Come together: 5 things to know about forming a virtual group in MIPS

The second year of the Merit-based Incentive Payment System (MIPS) has proposed new option for participation, with clinicians able to join together in “virtual groups” to report on MIPS performance measures.

Its inclusion in the proposed 2018 rule on the Medicare Access and CHIP Reauthorization Act (MACRA) payment tracks has been tentatively praised, but the actual process of forming these virtual groups provide some potential pitfalls for providers. In a presentation at the 2017 Medical Group Management Association (MGMA) conference in Anaheim, Calif., MGMA senior consultant Pam Ballou-Nelson, RN, MSPH, PhD, offered some tips on how small practices and solo practitioners can navigate this new option.

1. What makes a virtual group

Tax identification numbers (TINs) make up the basis of a virtual group. The group can consist of either two separate TINs associated with a solo practitioner TIN and a National Provider Identifier (NPI), a group of 10 or fewer MIPS-eligible clinicians and a solo practitioner or just a group of 10 or fewer MIPS-eligible clinicians.

Ballou-Nelson emphasized that all the NPIs under a TIN have to agree to participate in the virtual group. The groups don’t have to be connected geographically or by specialty. The agreement creating the group must be signed by each clinician, not by any other entity, such as an independent practice association. The group will then report on all MIPS measures as if they were under one TIN.

2. Once you’re in, you’re in, and the deadline is fast approaching

The virtual groups must elect this participation option before Dec. 1, according to the timeline laid out in the proposed rule. Several stakeholders, including the American College of Cardiology, have asked CMS to push up the election deadline until Jan. 1, 2018, to allow these virtual groups extra time to form.

What isn’t likely to change, according to Ballou-Nelson, is a clinicians’ level of participation once a group has been formed and the 2018 performance period has begun.

“If you enter into this and we put into your agreement between now and Dec. 1 and you start your virtual group in 2018, then that’s it, you have to stay within that virtual group," she said.

3. The low-volume thresholds still apply

An important caveat to the virtual group option is all the clinicians would have to already be meeting the requirements to participate in the program. Under the proposed rule, clinicians are exempt from MIPS participation if they bill less than $90,000 in Medicare Part B charges and treat fewer than 200 Medicare patients. If a clinician doesn’t meet that threshold, they can’t join a virtual group.

“It was first thought would help those practices that are in the low threshold categories join with another practice within the virtual group so they would have the upper level threshold requirements,” Ballou-Nelson said. “That is not the case.”

4. Participation is expected to be low

Some 65 percent of clinicians were already exempted from MIPS in 2017 before the low-volume thresholds would be raised.
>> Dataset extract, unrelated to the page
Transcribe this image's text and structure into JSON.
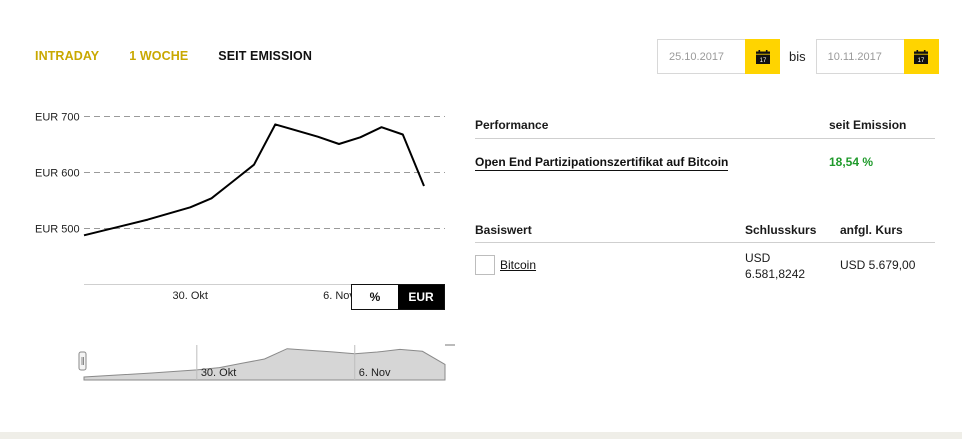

This would leave an even smaller pool of clinicians potentially interested in the virtual group option.

“The goal of CMS is about 20 groups for 2018,” Ballou-Nelson said. “It’s a kind of a testing period for them.”
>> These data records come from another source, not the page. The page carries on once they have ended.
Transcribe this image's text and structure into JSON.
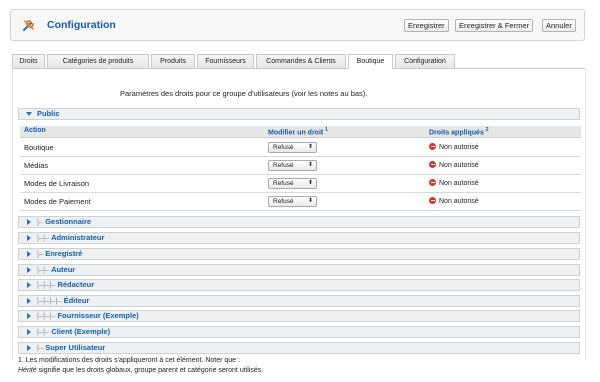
{
  "header": {
    "title": "Configuration",
    "buttons": {
      "save": "Enregistrer",
      "save_close": "Enregistrer & Fermer",
      "cancel": "Annuler"
    }
  },
  "tabs": [
    "Droits",
    "Catégories de produits",
    "Produits",
    "Fournisseurs",
    "Commandes & Clients",
    "Boutique",
    "Configuration"
  ],
  "active_tab": "Boutique",
  "intro": "Paramètres des droits pour ce groupe d'utilisateurs (voir les notes au bas).",
  "public_section": {
    "label": "Public",
    "columns": {
      "action": "Action",
      "modify": "Modifier un droit",
      "modify_sup": "1",
      "applied": "Droits appliqués",
      "applied_sup": "2"
    },
    "rows": [
      {
        "action": "Boutique",
        "select": "Refusé",
        "status": "Non autorisé"
      },
      {
        "action": "Médias",
        "select": "Refusé",
        "status": "Non autorisé"
      },
      {
        "action": "Modes de Livraison",
        "select": "Refusé",
        "status": "Non autorisé"
      },
      {
        "action": "Modes de Paiement",
        "select": "Refusé",
        "status": "Non autorisé"
      }
    ]
  },
  "groups": [
    {
      "prefix": "|–",
      "label": "Gestionnaire"
    },
    {
      "prefix": "|–|–",
      "label": "Administrateur"
    },
    {
      "prefix": "|–",
      "label": "Enregistré"
    },
    {
      "prefix": "|–|–",
      "label": "Auteur"
    },
    {
      "prefix": "|–|–|–",
      "label": "Rédacteur"
    },
    {
      "prefix": "|–|–|–|–",
      "label": "Éditeur"
    },
    {
      "prefix": "|–|–|–",
      "label": "Fournisseur (Exemple)"
    },
    {
      "prefix": "|–|–",
      "label": "Client (Exemple)"
    },
    {
      "prefix": "|–",
      "label": "Super Utilisateur"
    }
  ],
  "notes": {
    "note1": "1. Les modifications des droits s'appliqueront à cet élément. Noter que :",
    "note2_italic": "Hérité",
    "note2_rest": " signifie que les droits globaux, groupe parent et catégorie seront utilisés."
  },
  "colors": {
    "link_blue": "#135cae",
    "deny_red": "#d9362b"
  }
}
5. Virtual groups could serve as precursor to forming an ACO

In the long term, those independent clinicians working together as virtual groups in 2018 could expand their partnership in 2019 and beyond, perhaps serving as a prelude to forming an accountable care organization (ACO), which could open possibilities to participate in MACRA’s Advanced Alternative Payment Models track.
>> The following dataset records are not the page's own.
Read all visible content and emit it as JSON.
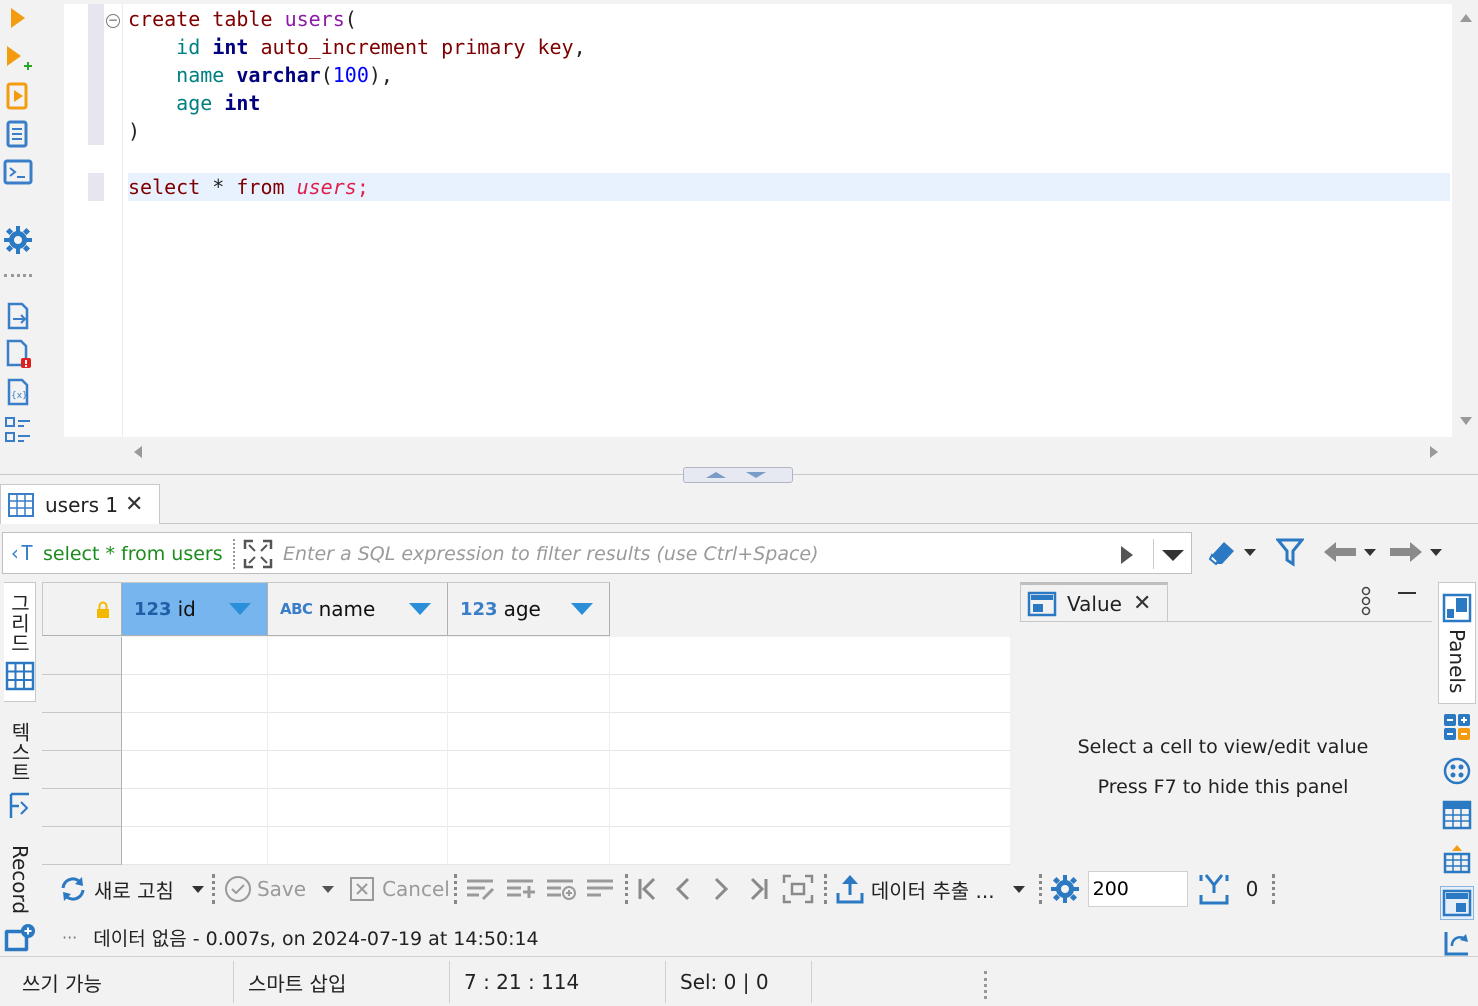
{
  "editor": {
    "lines": [
      {
        "parts": [
          [
            "kw",
            "create"
          ],
          [
            "pn",
            " "
          ],
          [
            "kw",
            "table"
          ],
          [
            "pn",
            " "
          ],
          [
            "tbl",
            "users"
          ],
          [
            "pn",
            "("
          ]
        ]
      },
      {
        "parts": [
          [
            "pn",
            "    "
          ],
          [
            "col",
            "id"
          ],
          [
            "pn",
            " "
          ],
          [
            "kw2",
            "int"
          ],
          [
            "pn",
            " "
          ],
          [
            "kw",
            "auto_increment"
          ],
          [
            "pn",
            " "
          ],
          [
            "kw",
            "primary"
          ],
          [
            "pn",
            " "
          ],
          [
            "kw",
            "key"
          ],
          [
            "pn",
            ","
          ]
        ]
      },
      {
        "parts": [
          [
            "pn",
            "    "
          ],
          [
            "col",
            "name"
          ],
          [
            "pn",
            " "
          ],
          [
            "kw2",
            "varchar"
          ],
          [
            "pn",
            "("
          ],
          [
            "num",
            "100"
          ],
          [
            "pn",
            "),"
          ]
        ]
      },
      {
        "parts": [
          [
            "pn",
            "    "
          ],
          [
            "col",
            "age"
          ],
          [
            "pn",
            " "
          ],
          [
            "kw2",
            "int"
          ]
        ]
      },
      {
        "parts": [
          [
            "pn",
            ")"
          ]
        ]
      },
      {
        "parts": []
      },
      {
        "parts": [
          [
            "kw",
            "select"
          ],
          [
            "pn",
            " * "
          ],
          [
            "kw",
            "from"
          ],
          [
            "pn",
            " "
          ],
          [
            "it",
            "users"
          ],
          [
            "red",
            ";"
          ]
        ]
      }
    ]
  },
  "results_tab": {
    "label": "users 1"
  },
  "filter": {
    "query": "select * from users",
    "placeholder": "Enter a SQL expression to filter results (use Ctrl+Space)"
  },
  "vertical_tabs": {
    "grid": "그리드",
    "text": "텍스트",
    "record": "Record"
  },
  "grid": {
    "columns": [
      {
        "type": "123",
        "name": "id",
        "selected": true
      },
      {
        "type": "ABC",
        "name": "name",
        "selected": false
      },
      {
        "type": "123",
        "name": "age",
        "selected": false
      }
    ],
    "rows": []
  },
  "value_panel": {
    "tab_label": "Value",
    "message1": "Select a cell to view/edit value",
    "message2": "Press F7 to hide this panel"
  },
  "right_strip": {
    "panels_label": "Panels"
  },
  "toolbar": {
    "refresh": "새로 고침",
    "save": "Save",
    "cancel": "Cancel",
    "export": "데이터 추출 ...",
    "limit": "200",
    "row_count": "0"
  },
  "status_line": {
    "text": "데이터 없음 - 0.007s, on 2024-07-19 at 14:50:14"
  },
  "statusbar": {
    "mode": "쓰기 가능",
    "insert": "스마트 삽입",
    "position": "7 : 21 : 114",
    "selection": "Sel: 0 | 0"
  },
  "colors": {
    "accent": "#3a7ec9",
    "selected_header": "#77b5ee",
    "run_orange": "#f39c12",
    "current_line": "#e8f2fe"
  }
}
“It gives them an opportunity to test this ability to test this ability to work together and collaborate over some quality measures, improvement activity measures and how you’re going to streamline data collection and technology efforts,” Ballou-Nelson said.